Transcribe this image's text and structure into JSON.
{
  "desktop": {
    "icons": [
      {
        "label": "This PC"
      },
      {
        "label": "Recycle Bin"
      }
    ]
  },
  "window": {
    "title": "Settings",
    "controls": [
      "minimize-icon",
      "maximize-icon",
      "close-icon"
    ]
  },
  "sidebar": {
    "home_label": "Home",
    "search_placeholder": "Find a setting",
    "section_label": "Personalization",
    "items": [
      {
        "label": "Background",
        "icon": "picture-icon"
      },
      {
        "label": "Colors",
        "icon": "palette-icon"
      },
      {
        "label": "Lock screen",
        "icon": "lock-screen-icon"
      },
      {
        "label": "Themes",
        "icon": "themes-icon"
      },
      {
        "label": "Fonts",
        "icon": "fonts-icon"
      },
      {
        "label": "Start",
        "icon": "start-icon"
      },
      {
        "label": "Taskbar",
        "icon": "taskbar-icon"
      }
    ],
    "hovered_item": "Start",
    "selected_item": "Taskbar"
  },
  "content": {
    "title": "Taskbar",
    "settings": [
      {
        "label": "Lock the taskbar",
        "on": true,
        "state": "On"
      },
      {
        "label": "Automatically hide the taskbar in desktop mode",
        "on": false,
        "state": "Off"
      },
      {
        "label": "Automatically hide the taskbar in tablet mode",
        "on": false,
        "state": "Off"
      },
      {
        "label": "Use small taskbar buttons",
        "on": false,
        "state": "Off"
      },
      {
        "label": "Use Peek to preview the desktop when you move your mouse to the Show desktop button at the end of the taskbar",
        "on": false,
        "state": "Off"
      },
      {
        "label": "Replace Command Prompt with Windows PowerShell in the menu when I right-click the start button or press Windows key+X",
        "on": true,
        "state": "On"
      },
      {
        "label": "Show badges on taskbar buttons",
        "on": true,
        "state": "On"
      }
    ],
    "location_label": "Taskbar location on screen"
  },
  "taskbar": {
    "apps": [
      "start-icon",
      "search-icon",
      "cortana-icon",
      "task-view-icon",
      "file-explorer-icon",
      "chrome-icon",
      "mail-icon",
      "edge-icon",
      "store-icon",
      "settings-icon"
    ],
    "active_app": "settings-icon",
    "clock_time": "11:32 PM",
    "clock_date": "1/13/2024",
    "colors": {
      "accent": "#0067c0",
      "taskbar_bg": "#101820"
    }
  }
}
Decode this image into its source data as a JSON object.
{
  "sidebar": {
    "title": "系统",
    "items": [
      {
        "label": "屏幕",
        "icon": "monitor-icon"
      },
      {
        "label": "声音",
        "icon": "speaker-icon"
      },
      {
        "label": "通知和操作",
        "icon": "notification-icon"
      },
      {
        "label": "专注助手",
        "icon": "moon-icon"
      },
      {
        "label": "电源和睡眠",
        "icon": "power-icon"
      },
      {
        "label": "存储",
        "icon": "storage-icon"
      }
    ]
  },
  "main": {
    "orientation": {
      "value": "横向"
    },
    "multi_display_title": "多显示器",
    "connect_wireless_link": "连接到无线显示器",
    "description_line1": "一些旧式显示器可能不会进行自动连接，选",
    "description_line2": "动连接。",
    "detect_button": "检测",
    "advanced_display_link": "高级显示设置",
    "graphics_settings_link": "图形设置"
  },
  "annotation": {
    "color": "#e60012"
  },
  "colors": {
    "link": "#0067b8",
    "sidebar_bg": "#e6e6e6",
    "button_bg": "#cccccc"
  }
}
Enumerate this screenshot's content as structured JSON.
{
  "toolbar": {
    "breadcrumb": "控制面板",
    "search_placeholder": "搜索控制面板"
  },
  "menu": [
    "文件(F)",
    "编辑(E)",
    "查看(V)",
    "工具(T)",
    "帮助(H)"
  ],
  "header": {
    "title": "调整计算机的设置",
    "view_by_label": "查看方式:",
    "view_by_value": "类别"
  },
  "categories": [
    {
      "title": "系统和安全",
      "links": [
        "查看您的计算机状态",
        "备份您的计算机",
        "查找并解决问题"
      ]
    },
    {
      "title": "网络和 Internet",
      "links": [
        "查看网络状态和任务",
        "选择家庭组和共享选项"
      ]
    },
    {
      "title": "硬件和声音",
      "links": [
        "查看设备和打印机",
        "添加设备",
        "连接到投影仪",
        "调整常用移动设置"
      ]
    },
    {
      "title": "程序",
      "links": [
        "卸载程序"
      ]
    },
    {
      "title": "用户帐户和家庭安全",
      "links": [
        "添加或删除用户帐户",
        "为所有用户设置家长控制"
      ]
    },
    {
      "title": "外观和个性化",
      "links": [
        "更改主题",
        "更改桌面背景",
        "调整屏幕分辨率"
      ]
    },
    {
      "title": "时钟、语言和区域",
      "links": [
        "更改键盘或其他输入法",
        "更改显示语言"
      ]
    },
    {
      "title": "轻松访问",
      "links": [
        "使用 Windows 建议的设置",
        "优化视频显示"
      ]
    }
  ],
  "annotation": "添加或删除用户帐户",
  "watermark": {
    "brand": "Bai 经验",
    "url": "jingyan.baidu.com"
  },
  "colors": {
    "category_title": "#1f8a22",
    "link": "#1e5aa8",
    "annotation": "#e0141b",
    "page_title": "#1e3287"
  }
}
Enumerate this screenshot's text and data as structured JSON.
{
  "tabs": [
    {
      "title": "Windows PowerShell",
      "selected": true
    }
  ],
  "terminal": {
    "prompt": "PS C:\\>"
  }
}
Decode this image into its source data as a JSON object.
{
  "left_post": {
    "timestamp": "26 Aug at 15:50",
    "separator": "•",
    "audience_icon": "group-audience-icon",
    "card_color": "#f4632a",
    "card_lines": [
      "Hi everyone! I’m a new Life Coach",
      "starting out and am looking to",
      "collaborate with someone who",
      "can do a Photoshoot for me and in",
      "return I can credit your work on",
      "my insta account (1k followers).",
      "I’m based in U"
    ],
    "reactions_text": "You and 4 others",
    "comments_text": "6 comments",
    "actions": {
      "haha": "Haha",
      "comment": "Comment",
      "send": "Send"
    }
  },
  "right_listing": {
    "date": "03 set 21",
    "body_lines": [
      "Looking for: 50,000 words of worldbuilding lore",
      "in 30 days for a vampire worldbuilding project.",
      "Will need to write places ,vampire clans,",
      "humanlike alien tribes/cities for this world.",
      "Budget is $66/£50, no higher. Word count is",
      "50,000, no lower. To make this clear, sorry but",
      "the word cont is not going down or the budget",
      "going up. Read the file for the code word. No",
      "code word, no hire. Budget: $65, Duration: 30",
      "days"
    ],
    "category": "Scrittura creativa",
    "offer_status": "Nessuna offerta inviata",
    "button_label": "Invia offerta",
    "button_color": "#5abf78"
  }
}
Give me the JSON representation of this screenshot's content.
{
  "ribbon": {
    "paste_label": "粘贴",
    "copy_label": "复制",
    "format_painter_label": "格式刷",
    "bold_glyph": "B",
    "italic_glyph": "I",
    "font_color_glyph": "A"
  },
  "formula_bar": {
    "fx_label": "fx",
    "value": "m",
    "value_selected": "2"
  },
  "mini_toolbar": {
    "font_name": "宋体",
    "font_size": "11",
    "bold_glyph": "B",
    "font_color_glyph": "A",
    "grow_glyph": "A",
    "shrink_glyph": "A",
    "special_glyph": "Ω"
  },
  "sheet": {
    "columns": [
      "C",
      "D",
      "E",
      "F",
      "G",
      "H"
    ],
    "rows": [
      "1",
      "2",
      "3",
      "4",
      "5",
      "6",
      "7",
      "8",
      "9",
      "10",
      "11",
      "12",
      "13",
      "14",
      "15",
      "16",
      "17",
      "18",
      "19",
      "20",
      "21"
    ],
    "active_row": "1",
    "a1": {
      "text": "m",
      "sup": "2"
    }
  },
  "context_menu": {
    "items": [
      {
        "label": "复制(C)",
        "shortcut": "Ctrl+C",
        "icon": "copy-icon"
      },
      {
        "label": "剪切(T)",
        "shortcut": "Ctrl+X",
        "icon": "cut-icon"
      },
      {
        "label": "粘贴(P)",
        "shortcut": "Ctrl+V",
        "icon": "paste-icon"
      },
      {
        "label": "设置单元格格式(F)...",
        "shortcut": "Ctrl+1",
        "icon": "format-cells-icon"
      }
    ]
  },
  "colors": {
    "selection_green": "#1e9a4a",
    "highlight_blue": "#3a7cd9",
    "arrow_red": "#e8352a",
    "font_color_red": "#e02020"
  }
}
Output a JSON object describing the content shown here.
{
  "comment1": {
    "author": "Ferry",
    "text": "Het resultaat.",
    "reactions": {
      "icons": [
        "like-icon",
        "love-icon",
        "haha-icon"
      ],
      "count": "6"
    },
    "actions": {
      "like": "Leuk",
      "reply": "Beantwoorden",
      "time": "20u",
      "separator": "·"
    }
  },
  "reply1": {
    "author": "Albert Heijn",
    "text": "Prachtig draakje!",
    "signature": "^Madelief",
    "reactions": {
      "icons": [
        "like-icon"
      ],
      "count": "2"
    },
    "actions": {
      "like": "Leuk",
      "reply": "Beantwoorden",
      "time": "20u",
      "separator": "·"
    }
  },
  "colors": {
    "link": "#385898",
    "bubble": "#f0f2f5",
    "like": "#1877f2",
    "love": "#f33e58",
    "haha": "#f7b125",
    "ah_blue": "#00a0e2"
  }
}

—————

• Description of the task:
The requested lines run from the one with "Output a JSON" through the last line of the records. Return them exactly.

• Answer for this exercise:
Output a JSON object describing the content shown here.
{
  "comment1": {
    "author": "Ferry",
    "text": "Het resultaat.",
    "reactions": {
      "icons": [
        "like-icon",
        "love-icon",
        "haha-icon"
      ],
      "count": "6"
    },
    "actions": {
      "like": "Leuk",
      "reply": "Beantwoorden",
      "time": "20u",
      "separator": "·"
    }
  },
  "reply1": {
    "author": "Albert Heijn",
    "text": "Prachtig draakje!",
    "signature": "^Madelief",
    "reactions": {
      "icons": [
        "like-icon"
      ],
      "count": "2"
    },
    "actions": {
      "like": "Leuk",
      "reply": "Beantwoorden",
      "time": "20u",
      "separator": "·"
    }
  },
  "colors": {
    "link": "#385898",
    "bubble": "#f0f2f5",
    "like": "#1877f2",
    "love": "#f33e58",
    "haha": "#f7b125",
    "ah_blue": "#00a0e2"
  }
}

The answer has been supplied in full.